WHAT TO PRODUCE. Take the entries below and print all of them exactly, please.
= Beginning of Section =
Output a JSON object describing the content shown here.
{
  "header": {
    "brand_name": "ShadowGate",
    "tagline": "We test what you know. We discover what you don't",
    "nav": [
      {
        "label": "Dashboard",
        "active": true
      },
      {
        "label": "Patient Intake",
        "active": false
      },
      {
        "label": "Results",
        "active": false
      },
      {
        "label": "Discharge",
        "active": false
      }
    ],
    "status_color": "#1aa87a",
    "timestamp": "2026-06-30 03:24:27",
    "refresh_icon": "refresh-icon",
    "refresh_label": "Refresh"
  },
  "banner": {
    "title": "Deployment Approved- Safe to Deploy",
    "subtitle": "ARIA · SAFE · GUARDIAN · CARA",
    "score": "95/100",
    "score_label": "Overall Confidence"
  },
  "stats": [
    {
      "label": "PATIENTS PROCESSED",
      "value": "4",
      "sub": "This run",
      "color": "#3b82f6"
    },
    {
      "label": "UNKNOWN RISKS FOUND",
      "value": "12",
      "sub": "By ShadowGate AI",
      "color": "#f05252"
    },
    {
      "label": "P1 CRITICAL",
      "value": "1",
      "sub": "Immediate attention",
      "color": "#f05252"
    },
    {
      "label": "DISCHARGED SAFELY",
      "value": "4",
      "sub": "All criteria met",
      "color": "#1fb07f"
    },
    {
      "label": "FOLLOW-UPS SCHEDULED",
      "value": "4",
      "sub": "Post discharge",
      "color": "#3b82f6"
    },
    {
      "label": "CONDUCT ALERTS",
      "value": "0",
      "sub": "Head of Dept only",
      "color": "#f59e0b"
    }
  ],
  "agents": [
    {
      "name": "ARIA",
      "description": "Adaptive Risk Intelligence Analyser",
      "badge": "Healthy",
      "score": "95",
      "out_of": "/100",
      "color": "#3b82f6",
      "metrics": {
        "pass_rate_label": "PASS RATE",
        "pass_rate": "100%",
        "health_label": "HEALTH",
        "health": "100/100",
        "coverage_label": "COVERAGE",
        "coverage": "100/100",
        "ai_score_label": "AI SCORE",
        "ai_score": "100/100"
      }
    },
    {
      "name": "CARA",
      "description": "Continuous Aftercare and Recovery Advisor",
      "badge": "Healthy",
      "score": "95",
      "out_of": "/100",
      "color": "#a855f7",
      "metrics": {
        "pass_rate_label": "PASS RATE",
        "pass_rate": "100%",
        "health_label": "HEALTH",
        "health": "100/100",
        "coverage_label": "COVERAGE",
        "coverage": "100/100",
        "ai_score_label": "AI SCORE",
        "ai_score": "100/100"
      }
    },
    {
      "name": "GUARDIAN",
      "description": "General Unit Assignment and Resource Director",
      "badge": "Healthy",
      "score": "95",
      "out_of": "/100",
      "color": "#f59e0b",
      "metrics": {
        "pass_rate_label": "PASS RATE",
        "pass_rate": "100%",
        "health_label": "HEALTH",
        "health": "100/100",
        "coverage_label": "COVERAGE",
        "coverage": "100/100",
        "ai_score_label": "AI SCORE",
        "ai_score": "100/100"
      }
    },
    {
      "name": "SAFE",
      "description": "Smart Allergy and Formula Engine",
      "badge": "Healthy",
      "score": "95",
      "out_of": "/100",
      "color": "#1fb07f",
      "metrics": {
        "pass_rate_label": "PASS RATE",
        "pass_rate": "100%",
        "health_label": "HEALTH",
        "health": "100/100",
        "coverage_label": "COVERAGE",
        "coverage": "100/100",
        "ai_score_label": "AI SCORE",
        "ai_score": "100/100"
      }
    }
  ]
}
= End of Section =
COMPLETED TASK.
Output a JSON object describing the content shown here.
{
  "header": {
    "brand_name": "ShadowGate",
    "tagline": "We test what you know. We discover what you don't",
    "nav": [
      {
        "label": "Dashboard",
        "active": true
      },
      {
        "label": "Patient Intake",
        "active": false
      },
      {
        "label": "Results",
        "active": false
      },
      {
        "label": "Discharge",
        "active": false
      }
    ],
    "status_color": "#1aa87a",
    "timestamp": "2026-06-30 03:24:27",
    "refresh_icon": "refresh-icon",
    "refresh_label": "Refresh"
  },
  "banner": {
    "title": "Deployment Approved- Safe to Deploy",
    "subtitle": "ARIA · SAFE · GUARDIAN · CARA",
    "score": "95/100",
    "score_label": "Overall Confidence"
  },
  "stats": [
    {
      "label": "PATIENTS PROCESSED",
      "value": "4",
      "sub": "This run",
      "color": "#3b82f6"
    },
    {
      "label": "UNKNOWN RISKS FOUND",
      "value": "12",
      "sub": "By ShadowGate AI",
      "color": "#f05252"
    },
    {
      "label": "P1 CRITICAL",
      "value": "1",
      "sub": "Immediate attention",
      "color": "#f05252"
    },
    {
      "label": "DISCHARGED SAFELY",
      "value": "4",
      "sub": "All criteria met",
      "color": "#1fb07f"
    },
    {
      "label": "FOLLOW-UPS SCHEDULED",
      "value": "4",
      "sub": "Post discharge",
      "color": "#3b82f6"
    },
    {
      "label": "CONDUCT ALERTS",
      "value": "0",
      "sub": "Head of Dept only",
      "color": "#f59e0b"
    }
  ],
  "agents": [
    {
      "name": "ARIA",
      "description": "Adaptive Risk Intelligence Analyser",
      "badge": "Healthy",
      "score": "95",
      "out_of": "/100",
      "color": "#3b82f6",
      "metrics": {
        "pass_rate_label": "PASS RATE",
        "pass_rate": "100%",
        "health_label": "HEALTH",
        "health": "100/100",
        "coverage_label": "COVERAGE",
        "coverage": "100/100",
        "ai_score_label": "AI SCORE",
        "ai_score": "100/100"
      }
    },
    {
      "name": "CARA",
      "description": "Continuous Aftercare and Recovery Advisor",
      "badge": "Healthy",
      "score": "95",
      "out_of": "/100",
      "color": "#a855f7",
      "metrics": {
        "pass_rate_label": "PASS RATE",
        "pass_rate": "100%",
        "health_label": "HEALTH",
        "health": "100/100",
        "coverage_label": "COVERAGE",
        "coverage": "100/100",
        "ai_score_label": "AI SCORE",
        "ai_score": "100/100"
      }
    },
    {
      "name": "GUARDIAN",
      "description": "General Unit Assignment and Resource Director",
      "badge": "Healthy",
      "score": "95",
      "out_of": "/100",
      "color": "#f59e0b",
      "metrics": {
        "pass_rate_label": "PASS RATE",
        "pass_rate": "100%",
        "health_label": "HEALTH",
        "health": "100/100",
        "coverage_label": "COVERAGE",
        "coverage": "100/100",
        "ai_score_label": "AI SCORE",
        "ai_score": "100/100"
      }
    },
    {
      "name": "SAFE",
      "description": "Smart Allergy and Formula Engine",
      "badge": "Healthy",
      "score": "95",
      "out_of": "/100",
      "color": "#1fb07f",
      "metrics": {
        "pass_rate_label": "PASS RATE",
        "pass_rate": "100%",
        "health_label": "HEALTH",
        "health": "100/100",
        "coverage_label": "COVERAGE",
        "coverage": "100/100",
        "ai_score_label": "AI SCORE",
        "ai_score": "100/100"
      }
    }
  ]
}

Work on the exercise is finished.